The Finn was given the green light to leave the pits before the left rear wheel had even been removed and his rear wheel smashed into the leg of the mechanic in front of it waiting to remove it.

The man was taken to hospital and Ferrari later confirmed a broken leg – a shinbone and fibula fracture. Ferrari has been fined 50,000 euros by race officials for an unsafe release.

On-track Vettel appeared to be preparing for a two-stop race but his commitment to a one-stop became clear as his pace held up and Bottas failed to make significant inroads.

The gap dipped below five seconds heading towards the final 10 laps, and suddenly Vettel’s lead began to quickly diminish.

Bottas entered DRS range with two laps to go but a half-hearted look at Turn 1 on the final lap was as close as he got.

Vettel raced to the victory by an eventual 0.699 seconds ahead of Bottas. Hamilton, who voiced his frustrations over the radio on several occasions, completed the podium in third place, 8.5 seconds behind the front pair.

Gasly raced to a highly-impressive fourth place ahead of Magnussen, Hulkenberg, Alonso and Stoffel Vandoorne.

Sauber’s Marcus Ericsson banked his first points since the 2015 Italian Grand Prix in ninth place after running an extremely long first stint on softs and switching to mediums to execute a one-stop strategy to good effect.

Esteban Ocon opened Force India’s account for 2018 with a hard-fought world championship point in 10th.

His team-mate Sergio Perez, and Brendon Hartley were both given 30-second penalties after the race for a mix-up on the formation lap, relegating them from P12 and P13 respectively to the bottom of the standings.

“With 10 laps to go, I came on the radio and said I had everything under control,” Vettel said after the race.

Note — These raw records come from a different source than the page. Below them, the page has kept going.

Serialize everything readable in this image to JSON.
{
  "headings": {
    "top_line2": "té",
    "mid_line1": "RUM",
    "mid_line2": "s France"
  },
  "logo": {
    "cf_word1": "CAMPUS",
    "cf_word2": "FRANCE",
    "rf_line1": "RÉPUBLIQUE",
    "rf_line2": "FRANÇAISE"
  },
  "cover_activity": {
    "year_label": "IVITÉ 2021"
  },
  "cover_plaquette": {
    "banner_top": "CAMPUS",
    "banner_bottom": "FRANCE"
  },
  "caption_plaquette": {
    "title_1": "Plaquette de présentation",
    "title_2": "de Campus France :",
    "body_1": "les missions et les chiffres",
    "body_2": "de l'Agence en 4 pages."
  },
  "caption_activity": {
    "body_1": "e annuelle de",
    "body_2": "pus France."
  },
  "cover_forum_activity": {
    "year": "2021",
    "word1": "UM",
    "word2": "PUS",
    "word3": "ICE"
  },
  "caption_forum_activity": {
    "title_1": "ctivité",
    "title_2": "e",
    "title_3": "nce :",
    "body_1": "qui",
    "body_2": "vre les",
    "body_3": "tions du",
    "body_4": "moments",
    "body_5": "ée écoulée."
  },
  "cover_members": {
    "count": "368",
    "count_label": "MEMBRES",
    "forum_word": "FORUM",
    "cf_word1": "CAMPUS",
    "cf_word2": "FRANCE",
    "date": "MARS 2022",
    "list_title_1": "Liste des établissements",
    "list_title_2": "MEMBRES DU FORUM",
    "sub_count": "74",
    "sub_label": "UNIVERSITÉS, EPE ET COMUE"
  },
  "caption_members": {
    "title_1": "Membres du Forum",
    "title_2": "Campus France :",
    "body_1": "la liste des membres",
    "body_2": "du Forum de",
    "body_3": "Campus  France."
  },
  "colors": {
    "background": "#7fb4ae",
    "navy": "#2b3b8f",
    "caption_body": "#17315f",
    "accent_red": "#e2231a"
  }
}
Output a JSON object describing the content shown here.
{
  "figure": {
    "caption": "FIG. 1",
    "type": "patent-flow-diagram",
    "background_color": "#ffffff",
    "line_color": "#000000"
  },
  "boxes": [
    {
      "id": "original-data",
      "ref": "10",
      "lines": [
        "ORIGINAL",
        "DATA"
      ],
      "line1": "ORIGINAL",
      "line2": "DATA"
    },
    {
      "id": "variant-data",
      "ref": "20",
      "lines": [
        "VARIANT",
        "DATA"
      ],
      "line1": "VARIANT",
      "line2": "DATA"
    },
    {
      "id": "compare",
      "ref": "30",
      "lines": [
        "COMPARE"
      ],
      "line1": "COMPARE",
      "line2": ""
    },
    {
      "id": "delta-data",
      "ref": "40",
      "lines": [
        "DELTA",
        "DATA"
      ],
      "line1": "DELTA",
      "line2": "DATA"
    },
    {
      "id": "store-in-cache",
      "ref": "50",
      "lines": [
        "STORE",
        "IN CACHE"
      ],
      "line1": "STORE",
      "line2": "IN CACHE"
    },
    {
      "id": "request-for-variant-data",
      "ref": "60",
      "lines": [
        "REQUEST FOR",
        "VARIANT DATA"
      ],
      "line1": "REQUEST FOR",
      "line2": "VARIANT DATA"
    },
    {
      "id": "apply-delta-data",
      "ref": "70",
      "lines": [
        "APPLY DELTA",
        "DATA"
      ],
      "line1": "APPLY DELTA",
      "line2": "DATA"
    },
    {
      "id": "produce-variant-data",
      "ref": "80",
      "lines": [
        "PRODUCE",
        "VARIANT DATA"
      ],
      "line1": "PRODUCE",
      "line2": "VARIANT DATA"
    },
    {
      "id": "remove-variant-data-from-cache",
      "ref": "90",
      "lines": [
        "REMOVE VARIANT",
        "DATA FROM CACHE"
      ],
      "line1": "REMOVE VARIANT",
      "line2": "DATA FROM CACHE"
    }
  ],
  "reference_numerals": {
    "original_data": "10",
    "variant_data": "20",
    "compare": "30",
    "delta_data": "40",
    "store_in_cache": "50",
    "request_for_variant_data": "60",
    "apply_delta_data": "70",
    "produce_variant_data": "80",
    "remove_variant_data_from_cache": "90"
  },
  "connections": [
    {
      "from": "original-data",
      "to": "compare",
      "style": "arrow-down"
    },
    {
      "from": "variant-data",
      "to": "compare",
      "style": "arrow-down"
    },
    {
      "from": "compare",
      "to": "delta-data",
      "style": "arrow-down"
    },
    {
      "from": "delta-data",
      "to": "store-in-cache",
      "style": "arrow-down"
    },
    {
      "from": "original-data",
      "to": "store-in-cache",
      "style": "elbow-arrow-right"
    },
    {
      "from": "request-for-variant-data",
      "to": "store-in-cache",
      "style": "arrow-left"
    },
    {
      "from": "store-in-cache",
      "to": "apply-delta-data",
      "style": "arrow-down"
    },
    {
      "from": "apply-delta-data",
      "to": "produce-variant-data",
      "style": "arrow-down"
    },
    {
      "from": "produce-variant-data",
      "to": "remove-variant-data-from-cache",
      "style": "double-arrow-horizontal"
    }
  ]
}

“That was a lie. I tried to make it as clean as possible. By them going onto the medium, I thought: ‘That’s checkmate.’ Because we had to come in again. It was a great strategy and put us under a lot of pressure. I had to nurse the tyres. It worked but only just. Valtteri had a bit of a sniff but he ran out of laps.”